The importance of intracellular calcium for microtubule assembly (e.g. Schliwa, 1976) and contractile activity of actin and myosin (reviewed by Hitchcock, 1977) have been documented in a variety of cells. This suggests that control of cell shape and locomotory activity might be a function of an H.A.-generating mechanism. Consonant with this suggestion are the observations of Gallin & Gallin (1977), who have shown that in human macrophages, endotoxin-activated serum produced more pronounced H.A. responses than did control serum and that this property of the activated sera was due to chemotactically active components in the sera (Fig. 8). They conclude that ‘ion fluxes associated with membrane potential changes are early events in macrophage activation by chemotactic factors’. Thus the changes in calcium ion concentration which are manifested in the H.A. response may also play a critical role in the regulation of cell motility involved in chemotactic responses. Tsuchiya et al. (1978), in a preliminary communication, report that serum proteins can elicit H.A. responses and propose that the H.A. is a ‘receptor potential which is closely related to cell membrane movement’. In support of this they also note that cytochalasin B, which inhibited the cell motility reversibly, inhibited hyperpolarizations in their strain of L-cells.
Megakaryocytes, as precursors to blood platelets, have been proposed to exhibit certain functional parallels with muscle cells. Chemical and mechanical stimuli to platelets may release calcium within the platelet which in turn produces contraction of thrombosthenin and platelet aggregation (Miller, Sheridan & White, 1978). The H.A. responses in megakaryocytes may reflect such Ca2+ release within the megakaryocyte, but detailed study of this system has not been published.
In addition to the large increase in cytosol calcium concentration, a corresponding transient decrease in Ca2+ concentration within the ER would be expected if release of calcium from the ER is involved in the H.A. response. Since processing of some newly synthesized proteins occurs through the ER, it seems plausible that alteration in calcium concentrations, particularly during repetitive stimuli or prolonged oscillations in this structure, might have some regulatory effect on protein translocation into the ER and, hence, on synthesis and secretion.

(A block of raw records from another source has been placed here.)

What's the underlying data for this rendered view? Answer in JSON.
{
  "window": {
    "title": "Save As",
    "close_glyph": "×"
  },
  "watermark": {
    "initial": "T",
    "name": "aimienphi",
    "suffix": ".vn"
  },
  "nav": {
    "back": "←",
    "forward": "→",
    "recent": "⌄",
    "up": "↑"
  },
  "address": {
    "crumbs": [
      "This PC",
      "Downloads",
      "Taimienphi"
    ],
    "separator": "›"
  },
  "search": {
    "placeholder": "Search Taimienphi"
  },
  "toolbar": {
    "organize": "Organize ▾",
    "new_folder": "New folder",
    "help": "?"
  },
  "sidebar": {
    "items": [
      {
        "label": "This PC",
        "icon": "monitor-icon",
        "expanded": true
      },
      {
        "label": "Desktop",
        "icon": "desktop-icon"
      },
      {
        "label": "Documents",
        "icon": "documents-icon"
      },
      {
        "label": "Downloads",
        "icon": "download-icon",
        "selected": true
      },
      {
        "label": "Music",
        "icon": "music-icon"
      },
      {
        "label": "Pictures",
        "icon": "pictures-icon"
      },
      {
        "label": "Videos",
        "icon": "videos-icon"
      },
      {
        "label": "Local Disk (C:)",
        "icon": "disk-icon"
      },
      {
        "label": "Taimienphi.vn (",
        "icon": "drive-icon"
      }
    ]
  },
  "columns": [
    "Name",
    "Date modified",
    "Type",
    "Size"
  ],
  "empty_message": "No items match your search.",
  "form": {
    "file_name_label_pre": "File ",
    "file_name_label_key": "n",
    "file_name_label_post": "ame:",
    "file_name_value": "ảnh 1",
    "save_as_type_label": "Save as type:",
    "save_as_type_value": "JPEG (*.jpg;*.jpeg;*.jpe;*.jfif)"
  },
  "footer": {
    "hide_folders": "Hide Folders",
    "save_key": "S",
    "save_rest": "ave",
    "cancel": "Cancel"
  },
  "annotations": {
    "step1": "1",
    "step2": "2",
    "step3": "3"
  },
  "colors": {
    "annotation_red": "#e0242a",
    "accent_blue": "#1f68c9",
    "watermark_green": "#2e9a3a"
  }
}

Finally, we would suggest that the cell biological processes revealed in the H.A. response in mesenchymal cells may have some counterpart in neurones. Increased potassium permeability is involved in a variety of post-activation hyperpolarizations and oscillatory or pacemaker potentials. Ca2+ ingress across the surface membrane is undoubtedly involved in many of these processes; subsurface cisterns are prominent in many neurones, however, and the ER has been shown to sequester Ca2+ in squid upon (Henkart et al. 1978) and in synaptic terminals (Blaustein et al. 1978; McGraw, Somlyo & Blaustein, 1978). The possibility that this intracellular Ca2+ sequestering system is a dynamic one in neurones and is accessible to surface stimuli should be entertained. Intracellular events clearly can contribute dramatically to the regulation of surface membrane behaviour.